RESPONDING TO THE SURVIVOR OF RAPE OR ATTEMPTED RAPE
If you know someone who has been raped or has survived an attempted rape, there are some things you can do to help:
Encourage them to preserve evidence. They should not clean themselves in any way before having a post-rape examination at a hospital. They should be discouraged from changing clothes, but if they insist, each item of clothing should be bagged separately and brought with them to the examination. Contact a reputable and experienced law firm to accompany and guide you through your legal process which will be a stressful ordeal.
Help them get treatment for there medical needs, a thorough medical examination and treatment for injuries and possible venereal disease or pregnancy.
Help them organize their thoughts, but let them decide how to proceed. They need to do what is best for their recovery.
If you are their lover, with their approval, use appropriate touching and language to re-establish their feelings of worth. Don't rush them.
Help them get psychological and legal help.
The following guidelines are aimed at assisting parents in talking to children about sexual abuse:
Children should be taught where their "private zones" are. This is one way that is not embarrassing to parent and child. Say, "show me where on your body you wear a bathing suit." Then tell the child that a person's private zones are the parts of your body a bathing suit covers. Teach children to say, "that part of my body is private, don't touch me there."

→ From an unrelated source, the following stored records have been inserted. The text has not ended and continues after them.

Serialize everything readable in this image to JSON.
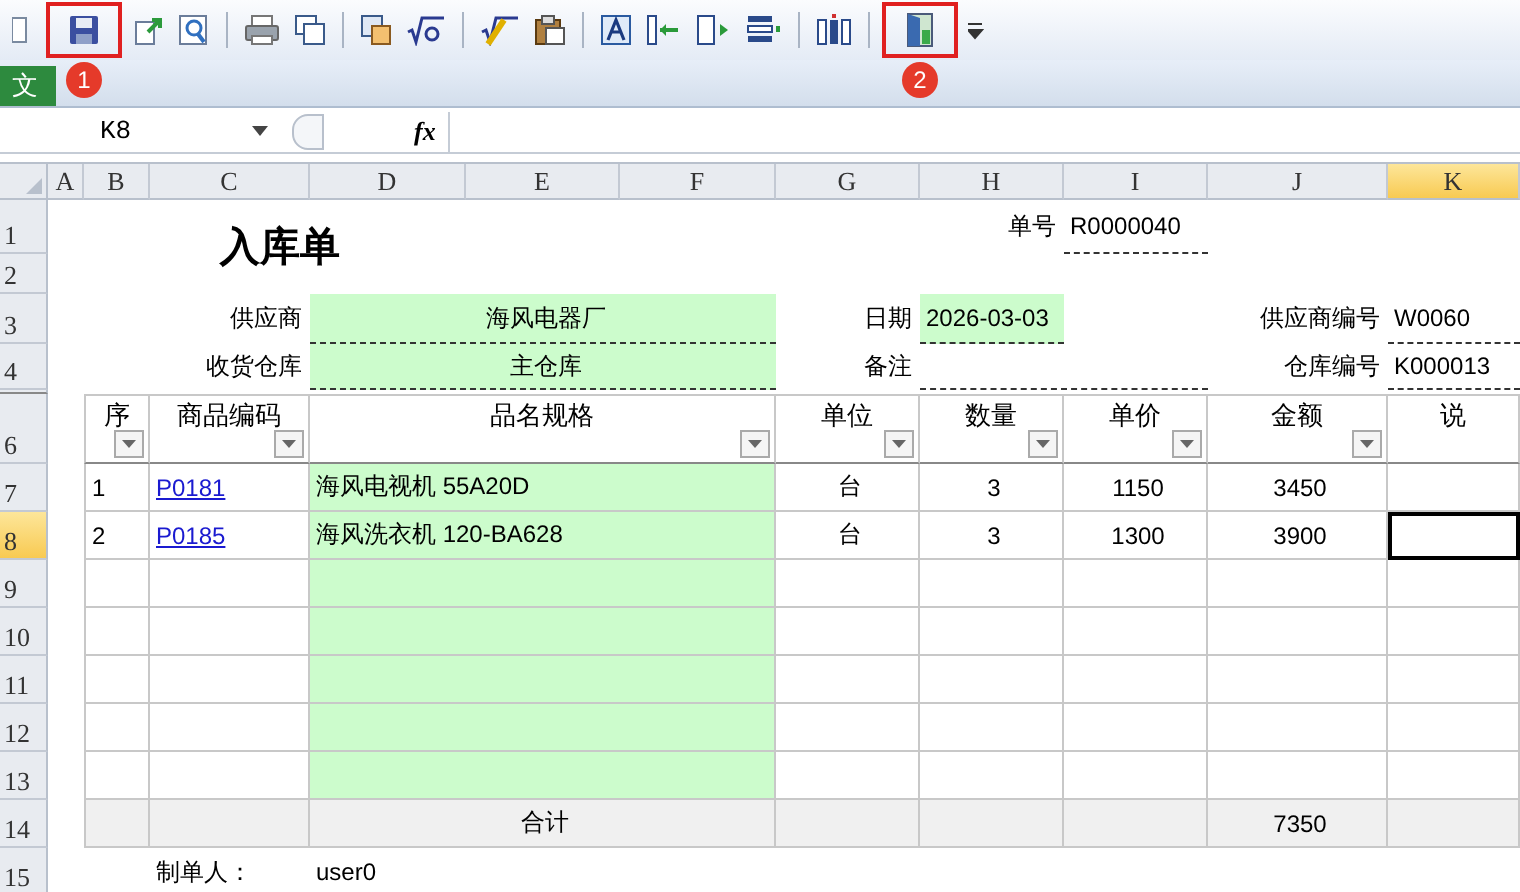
{
  "toolbar": {
    "buttons": [
      {
        "highlighted": false
      },
      {
        "highlighted": true,
        "badge": "1"
      },
      {
        "highlighted": false
      },
      {
        "highlighted": false
      },
      {
        "highlighted": false
      },
      {
        "highlighted": false
      },
      {
        "highlighted": false
      },
      {
        "highlighted": false
      },
      {
        "highlighted": false
      },
      {
        "highlighted": false
      },
      {
        "highlighted": false
      },
      {
        "highlighted": false
      },
      {
        "highlighted": false
      },
      {
        "highlighted": false
      },
      {
        "highlighted": false
      },
      {
        "highlighted": true,
        "badge": "2"
      }
    ]
  },
  "ribbon_tab": {
    "label": "文"
  },
  "name_box": {
    "value": "K8"
  },
  "formula_bar": {
    "fx": "fx"
  },
  "column_headers": [
    {
      "label": "A",
      "selected": false
    },
    {
      "label": "B",
      "selected": false
    },
    {
      "label": "C",
      "selected": false
    },
    {
      "label": "D",
      "selected": false
    },
    {
      "label": "E",
      "selected": false
    },
    {
      "label": "F",
      "selected": false
    },
    {
      "label": "G",
      "selected": false
    },
    {
      "label": "H",
      "selected": false
    },
    {
      "label": "I",
      "selected": false
    },
    {
      "label": "J",
      "selected": false
    },
    {
      "label": "K",
      "selected": true
    }
  ],
  "row_headers": [
    {
      "label": "1",
      "selected": false
    },
    {
      "label": "2",
      "selected": false
    },
    {
      "label": "3",
      "selected": false
    },
    {
      "label": "4",
      "selected": false
    },
    {
      "label": "6",
      "selected": false
    },
    {
      "label": "7",
      "selected": false
    },
    {
      "label": "8",
      "selected": true
    },
    {
      "label": "9",
      "selected": false
    },
    {
      "label": "10",
      "selected": false
    },
    {
      "label": "11",
      "selected": false
    },
    {
      "label": "12",
      "selected": false
    },
    {
      "label": "13",
      "selected": false
    },
    {
      "label": "14",
      "selected": false
    },
    {
      "label": "15",
      "selected": false
    }
  ],
  "form": {
    "title": "入库单",
    "order_no": {
      "label": "单号",
      "value": "R0000040"
    },
    "supplier": {
      "label": "供应商",
      "value": "海风电器厂"
    },
    "date": {
      "label": "日期",
      "value": "2026-03-03"
    },
    "supplier_code": {
      "label": "供应商编号",
      "value": "W0060"
    },
    "warehouse": {
      "label": "收货仓库",
      "value": "主仓库"
    },
    "remark": {
      "label": "备注"
    },
    "warehouse_code": {
      "label": "仓库编号",
      "value": "K000013"
    }
  },
  "table": {
    "columns": [
      {
        "label": "序",
        "filter": true
      },
      {
        "label": "商品编码",
        "filter": true
      },
      {
        "label": "品名规格",
        "filter": true
      },
      {
        "label": "单位",
        "filter": true
      },
      {
        "label": "数量",
        "filter": true
      },
      {
        "label": "单价",
        "filter": true
      },
      {
        "label": "金额",
        "filter": true
      },
      {
        "label": "说",
        "filter": false
      }
    ],
    "rows": [
      {
        "seq": "1",
        "code": "P0181",
        "name": "海风电视机 55A20D",
        "unit": "台",
        "qty": "3",
        "price": "1150",
        "amount": "3450"
      },
      {
        "seq": "2",
        "code": "P0185",
        "name": "海风洗衣机 120-BA628",
        "unit": "台",
        "qty": "3",
        "price": "1300",
        "amount": "3900"
      }
    ],
    "total": {
      "label": "合计",
      "amount": "7350"
    }
  },
  "footer": {
    "label": "制单人：",
    "value": "user0"
  }
}
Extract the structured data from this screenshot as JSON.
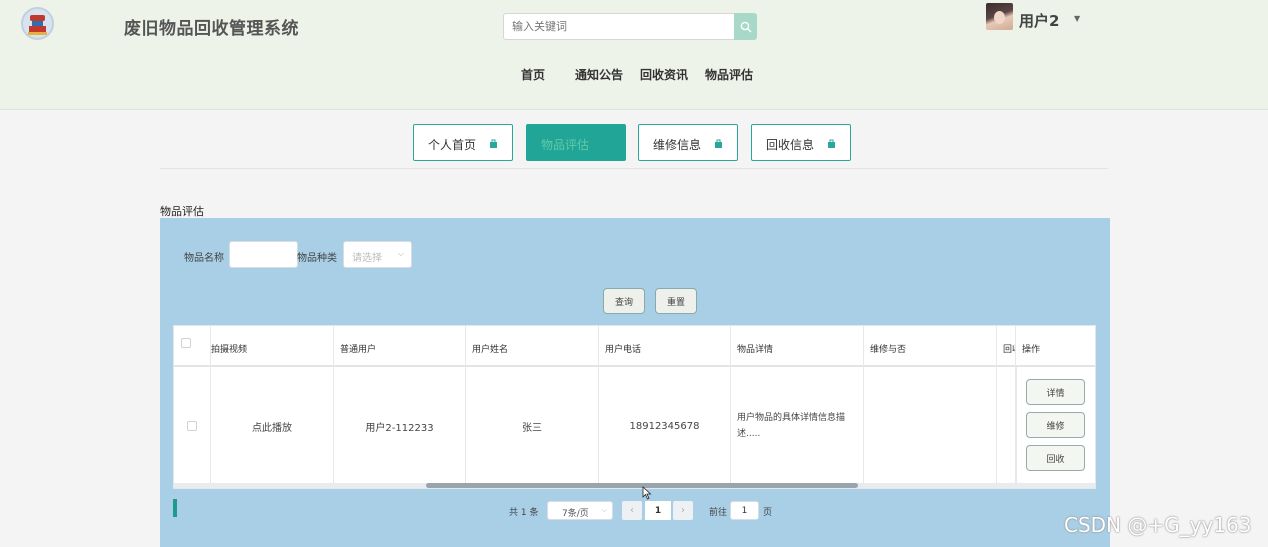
{
  "header": {
    "site_title": "废旧物品回收管理系统",
    "search_placeholder": "输入关键词",
    "user_name": "用户2",
    "nav": [
      "首页",
      "通知公告",
      "回收资讯",
      "物品评估"
    ]
  },
  "tabs": [
    {
      "label": "个人首页",
      "active": false
    },
    {
      "label": "物品评估",
      "active": true
    },
    {
      "label": "维修信息",
      "active": false
    },
    {
      "label": "回收信息",
      "active": false
    }
  ],
  "section_title": "物品评估",
  "filters": {
    "name_label": "物品名称",
    "type_label": "物品种类",
    "type_placeholder": "请选择",
    "query_label": "查询",
    "reset_label": "重置"
  },
  "table": {
    "headers": [
      "拍摄视频",
      "普通用户",
      "用户姓名",
      "用户电话",
      "物品详情",
      "维修与否",
      "回收",
      "操作"
    ],
    "rows": [
      {
        "video": "点此播放",
        "user": "用户2-112233",
        "name": "张三",
        "phone": "18912345678",
        "detail": "用户物品的具体详情信息描述.....",
        "repair": "",
        "recycle": "",
        "actions": [
          "详情",
          "维修",
          "回收"
        ]
      }
    ]
  },
  "pagination": {
    "total": "共 1 条",
    "page_size": "7条/页",
    "current_page": "1",
    "goto_label": "前往",
    "goto_value": "1",
    "page_unit": "页"
  },
  "watermark": "CSDN @+G_yy163",
  "colors": {
    "accent": "#20a596",
    "panel": "#a8cfe6",
    "header_bg": "#eef3ea"
  }
}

Teach children who to tell. Ask for examples of people a child can turn to for help. These include mom or dad, teacher, school nurse, another relative, or a neighbor. The people who can help you are the people you know and trust.
Teach children how to tell. This is one way. Say, "someone is touching private parts of my body and I want them to stop."
It may happen that a child will try to tell but will not be believed. To deal with this possibility teach children to say, "I'm sorry you don't believe me, I guess I'll have to tell someone else."
If a child tells you she/he has been sexually abused, believe the child.
What to Do If Your Child Has Been Sexually Assaulted
Believe what your child tells you.
Children rarely lie about sexual abuse.
A violent reaction will upset the child more.
Reassure your child that (s)he will be all right, and that (s)he has not been bad.
Seek professional help for your child.
Report the offender.